The best part was passing people all along this part of the race... from Studewood to Studemont to Montrose, turning around @ 8 and heading back towards Allen Parkway. All along here, I was passing people...not because I was accelerating, but because I was running my race and holding a steady pace.

Once we hit Allen Parkway and turned towards downtown, I knew the race was on. Here is where my faltering in training hurt me. I was able to get about half of this part running hard. But as we neared downtown, each time I called on a little more, I became quite well aware that the tank was done. In the final 1.5 miles, I was overtaken by 4 runners... all elite females, and all finished within 2 seconds of eachother and about 6-7 seconds in front of me. One other guy who I ran side-by-side with from about mile 9 through 12 also put on a strong closing mile, and he finished a good 16 seconds ahead of me.
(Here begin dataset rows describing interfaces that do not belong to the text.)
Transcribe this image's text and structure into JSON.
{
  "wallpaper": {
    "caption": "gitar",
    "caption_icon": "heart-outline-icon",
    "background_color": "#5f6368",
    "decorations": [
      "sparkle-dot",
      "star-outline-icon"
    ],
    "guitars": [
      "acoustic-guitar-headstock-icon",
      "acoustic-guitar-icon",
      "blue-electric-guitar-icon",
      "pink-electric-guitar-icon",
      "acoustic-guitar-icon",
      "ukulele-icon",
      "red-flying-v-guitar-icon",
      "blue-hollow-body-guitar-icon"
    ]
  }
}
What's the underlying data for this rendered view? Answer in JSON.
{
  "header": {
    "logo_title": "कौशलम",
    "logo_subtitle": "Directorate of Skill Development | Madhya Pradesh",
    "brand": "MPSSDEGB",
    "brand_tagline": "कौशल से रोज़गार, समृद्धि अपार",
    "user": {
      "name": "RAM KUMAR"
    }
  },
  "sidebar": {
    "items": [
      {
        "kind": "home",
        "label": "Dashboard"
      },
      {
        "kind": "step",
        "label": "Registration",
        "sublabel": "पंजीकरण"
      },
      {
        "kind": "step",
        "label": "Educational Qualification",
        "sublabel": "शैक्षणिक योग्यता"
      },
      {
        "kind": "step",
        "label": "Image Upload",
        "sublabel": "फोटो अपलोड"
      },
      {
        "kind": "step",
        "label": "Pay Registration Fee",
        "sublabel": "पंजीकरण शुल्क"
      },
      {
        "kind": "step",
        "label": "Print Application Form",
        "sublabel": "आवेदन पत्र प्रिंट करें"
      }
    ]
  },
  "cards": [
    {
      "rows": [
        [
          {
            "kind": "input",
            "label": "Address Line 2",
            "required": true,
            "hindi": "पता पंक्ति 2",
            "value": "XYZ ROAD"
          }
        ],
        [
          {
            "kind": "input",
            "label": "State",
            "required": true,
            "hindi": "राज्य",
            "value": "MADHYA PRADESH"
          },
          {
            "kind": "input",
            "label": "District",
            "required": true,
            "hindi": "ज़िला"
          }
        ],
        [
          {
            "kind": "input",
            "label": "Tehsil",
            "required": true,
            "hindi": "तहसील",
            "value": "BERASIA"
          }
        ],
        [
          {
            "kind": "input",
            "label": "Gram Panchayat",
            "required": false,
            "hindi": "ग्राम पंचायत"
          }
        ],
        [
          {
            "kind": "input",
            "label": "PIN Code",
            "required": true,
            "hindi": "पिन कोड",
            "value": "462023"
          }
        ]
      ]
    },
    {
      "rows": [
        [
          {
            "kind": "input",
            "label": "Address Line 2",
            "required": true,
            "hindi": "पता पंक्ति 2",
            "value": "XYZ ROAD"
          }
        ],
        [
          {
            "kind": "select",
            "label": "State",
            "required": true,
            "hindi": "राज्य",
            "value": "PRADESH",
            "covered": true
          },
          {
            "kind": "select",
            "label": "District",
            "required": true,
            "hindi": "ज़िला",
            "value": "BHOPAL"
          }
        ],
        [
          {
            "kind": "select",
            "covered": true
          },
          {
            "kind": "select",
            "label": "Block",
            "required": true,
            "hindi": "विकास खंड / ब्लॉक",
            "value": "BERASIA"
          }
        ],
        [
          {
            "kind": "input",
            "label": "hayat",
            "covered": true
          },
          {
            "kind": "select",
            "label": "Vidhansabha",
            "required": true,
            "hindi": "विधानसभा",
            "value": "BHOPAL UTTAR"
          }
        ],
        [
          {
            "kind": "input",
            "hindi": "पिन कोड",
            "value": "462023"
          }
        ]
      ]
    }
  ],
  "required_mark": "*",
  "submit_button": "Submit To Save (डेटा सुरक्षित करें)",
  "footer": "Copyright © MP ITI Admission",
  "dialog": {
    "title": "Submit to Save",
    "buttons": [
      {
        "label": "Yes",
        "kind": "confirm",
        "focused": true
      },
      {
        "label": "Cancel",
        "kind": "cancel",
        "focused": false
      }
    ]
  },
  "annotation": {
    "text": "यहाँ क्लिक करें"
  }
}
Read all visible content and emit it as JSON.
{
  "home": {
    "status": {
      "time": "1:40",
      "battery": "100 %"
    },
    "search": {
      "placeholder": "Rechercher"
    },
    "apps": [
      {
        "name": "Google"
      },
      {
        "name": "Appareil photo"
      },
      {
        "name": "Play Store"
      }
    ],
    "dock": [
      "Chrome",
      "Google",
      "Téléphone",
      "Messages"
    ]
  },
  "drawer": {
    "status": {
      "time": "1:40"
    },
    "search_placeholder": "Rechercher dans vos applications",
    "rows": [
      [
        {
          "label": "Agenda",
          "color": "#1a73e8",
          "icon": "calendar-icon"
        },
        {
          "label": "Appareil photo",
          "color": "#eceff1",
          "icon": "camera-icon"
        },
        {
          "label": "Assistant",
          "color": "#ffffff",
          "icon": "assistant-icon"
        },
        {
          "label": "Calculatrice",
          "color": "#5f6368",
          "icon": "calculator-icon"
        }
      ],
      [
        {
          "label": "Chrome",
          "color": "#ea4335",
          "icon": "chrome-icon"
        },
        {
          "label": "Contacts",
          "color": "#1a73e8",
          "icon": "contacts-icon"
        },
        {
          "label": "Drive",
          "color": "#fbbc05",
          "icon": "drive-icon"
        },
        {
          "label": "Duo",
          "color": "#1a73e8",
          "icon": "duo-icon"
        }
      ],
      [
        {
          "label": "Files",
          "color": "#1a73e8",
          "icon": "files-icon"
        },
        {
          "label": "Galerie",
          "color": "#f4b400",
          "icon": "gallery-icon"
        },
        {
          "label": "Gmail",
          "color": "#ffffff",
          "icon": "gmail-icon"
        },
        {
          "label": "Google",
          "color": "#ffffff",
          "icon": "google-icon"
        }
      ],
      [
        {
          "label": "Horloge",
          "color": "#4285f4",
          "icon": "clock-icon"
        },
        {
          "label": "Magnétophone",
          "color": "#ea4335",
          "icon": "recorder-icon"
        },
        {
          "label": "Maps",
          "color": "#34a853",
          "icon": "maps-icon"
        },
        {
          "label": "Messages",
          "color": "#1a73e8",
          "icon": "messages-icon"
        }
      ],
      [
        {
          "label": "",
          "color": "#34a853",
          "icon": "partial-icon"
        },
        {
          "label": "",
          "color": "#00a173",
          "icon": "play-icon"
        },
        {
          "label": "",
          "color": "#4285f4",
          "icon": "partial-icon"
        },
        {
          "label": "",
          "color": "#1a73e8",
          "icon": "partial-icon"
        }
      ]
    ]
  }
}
Despite the finish, I felt proud of my effort. When I tried to close on these folks, I made up ground, but just couldn't get to them, so I had something for the finish but not much. I really do feel like I left it all on the course today. When I saw the time clicking as I approached the finish line, I was extremely happy at the huge PR. One of the other exciting things was the PR @ 10-miles. I've never run under 1-hour for 10-miles, but today I did....58:40, by my watch. No mats there, so nothing electronic, so technically it's unofficial, and it will remain unchaged on my PR section of my blog, but I felt amazing @ 10-miles for having run almost a minute and a half under the best 10-miles I'd done to date.

Some notes about things along the run. Friends cheering me on... awesome. I loved seeing those that came out just to cheer, and it's especially appreciated when you're on the list of specific people that someone is looking for. That was awesome. Hearing your name called out as you run by is a great feeling.

I made an effort to rely on my legs and not go to my arms till the going got tough late in the race. Until that point, it was all a leg race. Not sure if I'm conveying that correctly, but I believe it's been a problem for me in distance races. When the time called for it, I went to them, but I made every effort not to do that a second sooner than necessary.

I'm definitely needing to experiment with Gels for racing. I didn't take one today, but I can't help but wonder if that would have made a difference for me, either mental or physical, in the last 2 miles. I've only taken Gels in one race... last year's Houston Marathon, and I believe it helped me hold off the effects of having had the flu full force 6-7 days prior.

Okay... it's late, and I need to get my butt out of work. I worked late, then thought I'd get this done before heading out... now it just got later, darn it. Gotta scoot!